The worldwide nature of tea culture awes me. I find it exciting to learn about other cultures through their unique way of tea expression. In that spirit I took my first tasting workshop in Korean tea recently given by Hankook Tea at the Tea lovers Festival in CA. I learned many things I had not known so here we go!
The first tea in Korea dates back to 42 AD – hello! That’s a long tea culture indeed especially compared to Britain and America’s first tastes in the 17th century.
Dagi is the general Korean term for teaware. The traditional Korean tea tray holds the following items:
Cooling bowl – boiled water is put into this vessel first to cool it to temperatures best suited to the tea – A great idea. I had been using my own version of this as I do not currently have a boiler with temperature setting.
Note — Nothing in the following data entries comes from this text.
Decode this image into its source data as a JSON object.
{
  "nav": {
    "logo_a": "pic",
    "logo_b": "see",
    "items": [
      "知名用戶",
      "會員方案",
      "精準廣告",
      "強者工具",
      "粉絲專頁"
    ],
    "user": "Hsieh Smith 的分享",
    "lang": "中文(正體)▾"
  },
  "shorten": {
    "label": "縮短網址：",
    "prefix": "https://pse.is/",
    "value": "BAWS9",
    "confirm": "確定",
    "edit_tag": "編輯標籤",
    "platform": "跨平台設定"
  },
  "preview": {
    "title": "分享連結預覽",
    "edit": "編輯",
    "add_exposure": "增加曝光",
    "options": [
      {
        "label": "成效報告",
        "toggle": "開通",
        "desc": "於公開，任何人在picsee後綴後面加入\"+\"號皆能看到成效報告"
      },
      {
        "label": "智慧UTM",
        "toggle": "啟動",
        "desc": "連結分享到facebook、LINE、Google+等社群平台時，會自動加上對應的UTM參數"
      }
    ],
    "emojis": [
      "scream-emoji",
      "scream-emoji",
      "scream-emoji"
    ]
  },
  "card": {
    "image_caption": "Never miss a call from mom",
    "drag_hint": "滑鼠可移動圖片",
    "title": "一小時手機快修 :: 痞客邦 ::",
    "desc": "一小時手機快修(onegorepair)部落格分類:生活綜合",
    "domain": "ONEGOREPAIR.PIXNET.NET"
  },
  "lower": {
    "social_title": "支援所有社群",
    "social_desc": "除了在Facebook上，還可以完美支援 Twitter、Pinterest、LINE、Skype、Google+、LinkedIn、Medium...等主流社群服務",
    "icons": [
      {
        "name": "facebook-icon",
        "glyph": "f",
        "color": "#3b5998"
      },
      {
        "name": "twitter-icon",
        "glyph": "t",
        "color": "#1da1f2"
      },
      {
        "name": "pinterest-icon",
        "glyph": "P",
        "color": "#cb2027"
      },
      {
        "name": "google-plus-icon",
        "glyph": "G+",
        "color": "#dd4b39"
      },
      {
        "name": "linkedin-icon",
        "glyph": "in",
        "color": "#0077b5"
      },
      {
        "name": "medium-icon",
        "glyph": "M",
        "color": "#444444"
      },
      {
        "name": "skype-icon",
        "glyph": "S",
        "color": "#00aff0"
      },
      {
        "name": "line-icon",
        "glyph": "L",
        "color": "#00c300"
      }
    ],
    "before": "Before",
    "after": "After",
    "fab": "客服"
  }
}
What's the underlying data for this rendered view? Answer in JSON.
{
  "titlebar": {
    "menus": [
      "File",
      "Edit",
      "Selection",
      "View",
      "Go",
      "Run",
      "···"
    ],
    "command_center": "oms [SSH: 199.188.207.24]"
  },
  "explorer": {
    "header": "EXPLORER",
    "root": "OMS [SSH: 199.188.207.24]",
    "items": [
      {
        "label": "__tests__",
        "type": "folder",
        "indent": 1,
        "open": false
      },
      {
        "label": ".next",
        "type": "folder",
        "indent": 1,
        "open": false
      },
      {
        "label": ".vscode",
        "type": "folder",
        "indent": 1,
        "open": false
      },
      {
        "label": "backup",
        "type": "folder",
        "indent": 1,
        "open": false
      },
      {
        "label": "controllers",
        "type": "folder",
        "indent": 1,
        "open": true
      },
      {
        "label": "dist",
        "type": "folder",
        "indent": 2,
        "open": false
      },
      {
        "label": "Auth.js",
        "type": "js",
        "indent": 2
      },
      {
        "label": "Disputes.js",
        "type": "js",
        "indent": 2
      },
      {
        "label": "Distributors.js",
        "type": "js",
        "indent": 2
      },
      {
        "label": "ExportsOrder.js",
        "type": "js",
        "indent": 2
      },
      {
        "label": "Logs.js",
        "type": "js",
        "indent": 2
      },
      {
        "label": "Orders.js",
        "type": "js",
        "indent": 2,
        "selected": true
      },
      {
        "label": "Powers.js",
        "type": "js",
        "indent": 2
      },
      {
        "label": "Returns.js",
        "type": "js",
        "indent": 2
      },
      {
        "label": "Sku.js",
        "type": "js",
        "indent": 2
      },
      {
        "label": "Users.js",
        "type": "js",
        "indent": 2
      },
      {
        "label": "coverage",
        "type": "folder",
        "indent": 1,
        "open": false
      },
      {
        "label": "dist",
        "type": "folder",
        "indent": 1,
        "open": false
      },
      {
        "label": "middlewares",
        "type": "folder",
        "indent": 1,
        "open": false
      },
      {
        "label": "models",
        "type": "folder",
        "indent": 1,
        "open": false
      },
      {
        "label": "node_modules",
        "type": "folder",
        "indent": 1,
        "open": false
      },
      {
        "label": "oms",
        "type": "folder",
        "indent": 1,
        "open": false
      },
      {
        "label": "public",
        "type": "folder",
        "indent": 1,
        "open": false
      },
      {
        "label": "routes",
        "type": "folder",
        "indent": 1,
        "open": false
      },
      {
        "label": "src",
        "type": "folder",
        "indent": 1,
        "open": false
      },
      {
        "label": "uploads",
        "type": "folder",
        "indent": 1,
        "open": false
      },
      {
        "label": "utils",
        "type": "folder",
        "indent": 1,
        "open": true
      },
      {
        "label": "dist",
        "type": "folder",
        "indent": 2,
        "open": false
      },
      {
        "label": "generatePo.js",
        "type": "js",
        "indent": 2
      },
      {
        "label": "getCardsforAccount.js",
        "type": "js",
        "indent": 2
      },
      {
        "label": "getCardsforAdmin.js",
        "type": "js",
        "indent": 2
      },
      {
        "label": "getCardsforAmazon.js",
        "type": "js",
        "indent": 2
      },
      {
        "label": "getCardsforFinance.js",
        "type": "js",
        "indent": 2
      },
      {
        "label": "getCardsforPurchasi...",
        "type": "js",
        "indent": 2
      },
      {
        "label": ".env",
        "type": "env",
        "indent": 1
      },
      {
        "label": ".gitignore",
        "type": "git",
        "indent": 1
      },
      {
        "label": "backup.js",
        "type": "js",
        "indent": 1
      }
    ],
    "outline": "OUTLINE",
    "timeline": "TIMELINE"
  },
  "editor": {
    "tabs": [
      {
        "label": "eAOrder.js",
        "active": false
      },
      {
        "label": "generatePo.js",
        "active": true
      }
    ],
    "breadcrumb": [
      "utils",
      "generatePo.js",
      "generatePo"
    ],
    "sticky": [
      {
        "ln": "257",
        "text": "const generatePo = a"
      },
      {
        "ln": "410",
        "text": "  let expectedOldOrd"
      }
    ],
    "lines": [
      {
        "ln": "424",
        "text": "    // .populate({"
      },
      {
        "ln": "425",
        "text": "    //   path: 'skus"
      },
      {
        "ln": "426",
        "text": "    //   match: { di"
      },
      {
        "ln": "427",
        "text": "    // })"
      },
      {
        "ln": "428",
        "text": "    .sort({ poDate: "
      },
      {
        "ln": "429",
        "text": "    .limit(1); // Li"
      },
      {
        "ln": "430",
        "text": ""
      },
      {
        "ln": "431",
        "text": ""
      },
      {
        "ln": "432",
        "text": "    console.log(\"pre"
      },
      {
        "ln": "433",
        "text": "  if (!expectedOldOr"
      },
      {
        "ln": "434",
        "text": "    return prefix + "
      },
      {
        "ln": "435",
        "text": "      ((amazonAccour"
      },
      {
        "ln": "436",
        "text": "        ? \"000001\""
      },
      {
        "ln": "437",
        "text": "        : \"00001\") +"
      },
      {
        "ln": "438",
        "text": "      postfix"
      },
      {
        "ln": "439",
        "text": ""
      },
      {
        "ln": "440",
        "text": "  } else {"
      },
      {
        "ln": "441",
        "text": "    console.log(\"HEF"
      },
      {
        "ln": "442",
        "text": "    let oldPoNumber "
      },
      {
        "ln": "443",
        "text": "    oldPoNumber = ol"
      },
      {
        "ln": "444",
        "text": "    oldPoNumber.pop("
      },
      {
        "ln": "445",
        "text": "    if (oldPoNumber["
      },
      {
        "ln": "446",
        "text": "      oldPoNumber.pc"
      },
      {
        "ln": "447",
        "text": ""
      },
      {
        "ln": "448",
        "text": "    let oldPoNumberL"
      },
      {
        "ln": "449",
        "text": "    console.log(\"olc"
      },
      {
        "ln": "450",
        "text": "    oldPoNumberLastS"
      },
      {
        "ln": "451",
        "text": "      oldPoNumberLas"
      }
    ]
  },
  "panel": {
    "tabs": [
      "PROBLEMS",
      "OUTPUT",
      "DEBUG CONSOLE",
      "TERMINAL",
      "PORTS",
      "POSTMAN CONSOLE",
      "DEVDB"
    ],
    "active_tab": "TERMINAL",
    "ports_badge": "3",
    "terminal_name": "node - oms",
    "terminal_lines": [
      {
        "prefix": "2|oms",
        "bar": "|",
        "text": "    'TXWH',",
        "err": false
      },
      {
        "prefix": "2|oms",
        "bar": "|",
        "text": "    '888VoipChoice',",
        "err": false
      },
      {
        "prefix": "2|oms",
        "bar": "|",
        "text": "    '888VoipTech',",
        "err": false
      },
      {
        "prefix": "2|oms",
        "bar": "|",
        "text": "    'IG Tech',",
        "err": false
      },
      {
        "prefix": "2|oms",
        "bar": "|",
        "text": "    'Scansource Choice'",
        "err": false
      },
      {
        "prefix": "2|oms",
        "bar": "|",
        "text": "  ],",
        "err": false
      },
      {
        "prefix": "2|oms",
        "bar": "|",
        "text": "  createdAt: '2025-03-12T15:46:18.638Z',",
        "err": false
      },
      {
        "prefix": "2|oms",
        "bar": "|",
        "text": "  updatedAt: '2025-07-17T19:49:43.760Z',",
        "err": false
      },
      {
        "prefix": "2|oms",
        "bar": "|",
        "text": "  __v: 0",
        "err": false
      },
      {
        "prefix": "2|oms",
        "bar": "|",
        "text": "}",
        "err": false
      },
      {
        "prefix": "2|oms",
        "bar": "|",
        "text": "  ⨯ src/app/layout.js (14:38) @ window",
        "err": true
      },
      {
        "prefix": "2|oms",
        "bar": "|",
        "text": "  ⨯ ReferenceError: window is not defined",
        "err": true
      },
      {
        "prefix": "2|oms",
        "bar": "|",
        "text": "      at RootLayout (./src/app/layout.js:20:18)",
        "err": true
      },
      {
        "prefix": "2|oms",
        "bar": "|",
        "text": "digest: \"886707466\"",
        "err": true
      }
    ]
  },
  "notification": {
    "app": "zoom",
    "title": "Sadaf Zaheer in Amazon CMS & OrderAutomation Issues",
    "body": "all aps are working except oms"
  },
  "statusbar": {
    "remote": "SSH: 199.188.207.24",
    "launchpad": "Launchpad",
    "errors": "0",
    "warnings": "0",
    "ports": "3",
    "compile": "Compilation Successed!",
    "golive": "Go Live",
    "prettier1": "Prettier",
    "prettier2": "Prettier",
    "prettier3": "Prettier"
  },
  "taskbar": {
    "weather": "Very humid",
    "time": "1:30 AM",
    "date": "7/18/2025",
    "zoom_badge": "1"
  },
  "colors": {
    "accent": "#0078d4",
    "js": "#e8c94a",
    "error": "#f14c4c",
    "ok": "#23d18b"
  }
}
It is great!
Tea caddy – which holds an amount of tea for just a few days
Waste Water bowl – the catch all for all discarded items during tea making like used leaves, used water, leftover tea – a great way to keep your tea tray orderly
Lid Holder – a place to put lids to keep them clean
Teapot – but of course! These have a handle that protrudes from the base rather than a loop design
Teacup – the cups we used were without handles
Coaster – wooden is apparently most common now
And of course if making matcha there are the matcha specific tools – matcha bowl, whisk and whisk holder. Korea, which shares many Japanese interests, is also a matcha drinking culture.
We were told that many of the steeped beverages in Korea are actually herbal tisanes rather than camellia sinensis. But we did begin with an actual tea - Hwangcha – a partially oxidized tea that after processing is wrapped in linen while still moist resulting in humidity that increases the temperature resulting in natural oxidation. It is like its own category of tea as it is made in a way unique from other categories. Though sometimes also referred to as Balhyocha, that is a word that encompasses any edible that has been fermented in any way. A more accurate word would be “bu-bun-balhyocha” which means partially fermented. I know, I know, tea is so complicated! But what did it taste like? I thought the Hankook Hwangcha we tasted was light & winey and worth drinking again. Bear in mind your tongue may tell a different tale. Tea is a very individual experience after all.
The other two tastings were of herbals: Mulberry leaf, which reminded me of a biscuit with a fruity flowery scent and Hydrangea leaf which was naturally sweet and reminded me of stevia. Both tisanes have a variety of health benefits & apparently Hydrangea is used in both blends and cooking.
I wish you ongoing adventures in great tea!